Public protest without a police permit is allowed in just one spot in the city-state, an area in a small city park known as the Speakers’ Corner, but only after completing a registration process on a government website. Authorities have suspended the holding of events at the park since last year due to Covid-19 restrictions that remain in effect.
Some in Singapore see the police investigations and charges into smiley face-related cases like those of Ng and Wham as a bridge too far and proof of the overbearing nature of the city-state’s public order law. “It’s safe to say that cases like [these] make us look pretty ridiculous,” said Lynn Lee, a Singaporean journalist and documentary filmmaker.
“The government likes to cultivate this image of Singapore being a well-managed country full of satisfied citizens. Protests and public assemblies are visible signs of dissatisfaction. There’s also something very empowering about standing together with like-minded people in support of a cause,” she said.
“It’s a question of control. I suspect the Singapore government would rather citizens be a little bit more timid, a little less empowered.”
Wham, 41, has yet to be tried in court for posing with a smiley face. He was released from jail, his third stint in prison since the start of 2020, earlier this month over a demonstration he led on public transit in 2017 to commemorate a 1987 security operation in which police detained 22 activists accused of a “Marxist conspiracy” to overthrow the government.
Courts charged him with holding an illegal assembly and vandalism for sticking two pieces of A4-sized paper to the window of a train using blue tack, which he removed afterward. Wham was supposed to serve 22 days in prison in lieu of paying an S$8,000 ($5,955) fine but was released earlier than expected after two weeks for good behavior.

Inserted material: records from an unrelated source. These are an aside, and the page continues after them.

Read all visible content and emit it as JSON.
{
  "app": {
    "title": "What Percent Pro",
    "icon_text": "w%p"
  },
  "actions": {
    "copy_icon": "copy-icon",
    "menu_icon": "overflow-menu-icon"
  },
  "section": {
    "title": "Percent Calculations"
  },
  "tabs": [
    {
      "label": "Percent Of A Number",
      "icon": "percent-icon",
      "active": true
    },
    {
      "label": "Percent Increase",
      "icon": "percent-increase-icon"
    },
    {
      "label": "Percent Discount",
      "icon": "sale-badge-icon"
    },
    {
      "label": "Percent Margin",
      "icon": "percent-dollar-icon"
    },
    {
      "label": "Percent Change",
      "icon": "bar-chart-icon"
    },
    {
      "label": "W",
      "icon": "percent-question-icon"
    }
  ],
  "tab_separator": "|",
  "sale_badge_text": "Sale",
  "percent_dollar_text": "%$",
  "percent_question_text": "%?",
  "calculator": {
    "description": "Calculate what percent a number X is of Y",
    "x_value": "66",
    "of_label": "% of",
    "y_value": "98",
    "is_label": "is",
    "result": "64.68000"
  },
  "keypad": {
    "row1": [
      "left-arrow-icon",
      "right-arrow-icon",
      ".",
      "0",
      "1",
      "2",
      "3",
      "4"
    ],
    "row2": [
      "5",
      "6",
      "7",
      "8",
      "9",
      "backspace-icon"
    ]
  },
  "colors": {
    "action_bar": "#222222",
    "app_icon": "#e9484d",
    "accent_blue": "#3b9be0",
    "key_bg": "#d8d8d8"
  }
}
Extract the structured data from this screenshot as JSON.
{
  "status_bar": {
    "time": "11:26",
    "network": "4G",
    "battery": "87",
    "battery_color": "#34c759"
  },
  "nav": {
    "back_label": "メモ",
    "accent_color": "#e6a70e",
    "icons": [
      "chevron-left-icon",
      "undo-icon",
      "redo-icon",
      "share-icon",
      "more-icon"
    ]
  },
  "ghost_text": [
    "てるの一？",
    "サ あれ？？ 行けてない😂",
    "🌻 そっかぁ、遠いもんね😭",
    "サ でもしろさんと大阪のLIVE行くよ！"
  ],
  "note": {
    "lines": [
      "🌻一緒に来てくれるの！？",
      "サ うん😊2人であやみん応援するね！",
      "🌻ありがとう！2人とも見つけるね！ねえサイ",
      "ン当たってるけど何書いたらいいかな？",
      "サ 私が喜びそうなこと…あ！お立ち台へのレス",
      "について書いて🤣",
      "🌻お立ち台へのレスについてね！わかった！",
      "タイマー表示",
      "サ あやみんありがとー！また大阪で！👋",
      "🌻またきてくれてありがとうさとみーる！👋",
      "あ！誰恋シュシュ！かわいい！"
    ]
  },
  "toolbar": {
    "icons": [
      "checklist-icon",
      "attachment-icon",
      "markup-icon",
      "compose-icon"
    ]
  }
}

After he was charged, a social media campaign using the hashtag #SmileInSolidarity saw hundreds of people share photos of themselves brandishing smiley faces in support of Wham, the former executive director of the Humanitarian Organization for Migration Economics (HOME), a group advocating for foreign worker rights in Singapore.
Wham stepped down from his position in 2017 in part to pursue broader activism in Singapore and has in the past described himself as a “professional troublemaker.” He has argued that pursuing advocacy within the circumscribed boundaries set by authorities serves to reinforce “authoritarian rule” rather than restrain it.
Ng’s approach to political advocacy differs significantly from Wham’s. Prior to entering politics, Ng was a defiant animal rights activist who founded in 2001 the Animal Concerns Research and Education Society (ACRES), a non-governmental organization, and regularly staged protests.
Ng, who stepped down as ACRES’ chief executive officer earlier this year to allow younger leaders to take over, told Asia Times in a 2019 interview that while his organization’s advocacy had succeeded in building publicity, it had failed to achieve legislative change, leading him to rethink his strategy and ultimately enter politics.
“We were there to try to effect changes, and I chose the most effective way to effect these changes. Instead of being combative, we’ll try more collaborative efforts,” said Ng, who relayed how he faced questions over whether an activist could succeed in politics in Singapore, echoing skepticism voiced by some right-leaning PAP supporters about his entry into politics.
“I always argue that as an MP, my role is to be an activist. I’m there to speak up for changes. Somehow, we’ve got to that mindset that a MP cannot be an activist. I found it very strange when I first entered [politics] because it is precisely the job of an MP. My role is to mobilize people to step forward, to fight for changes in Parliament,” he said.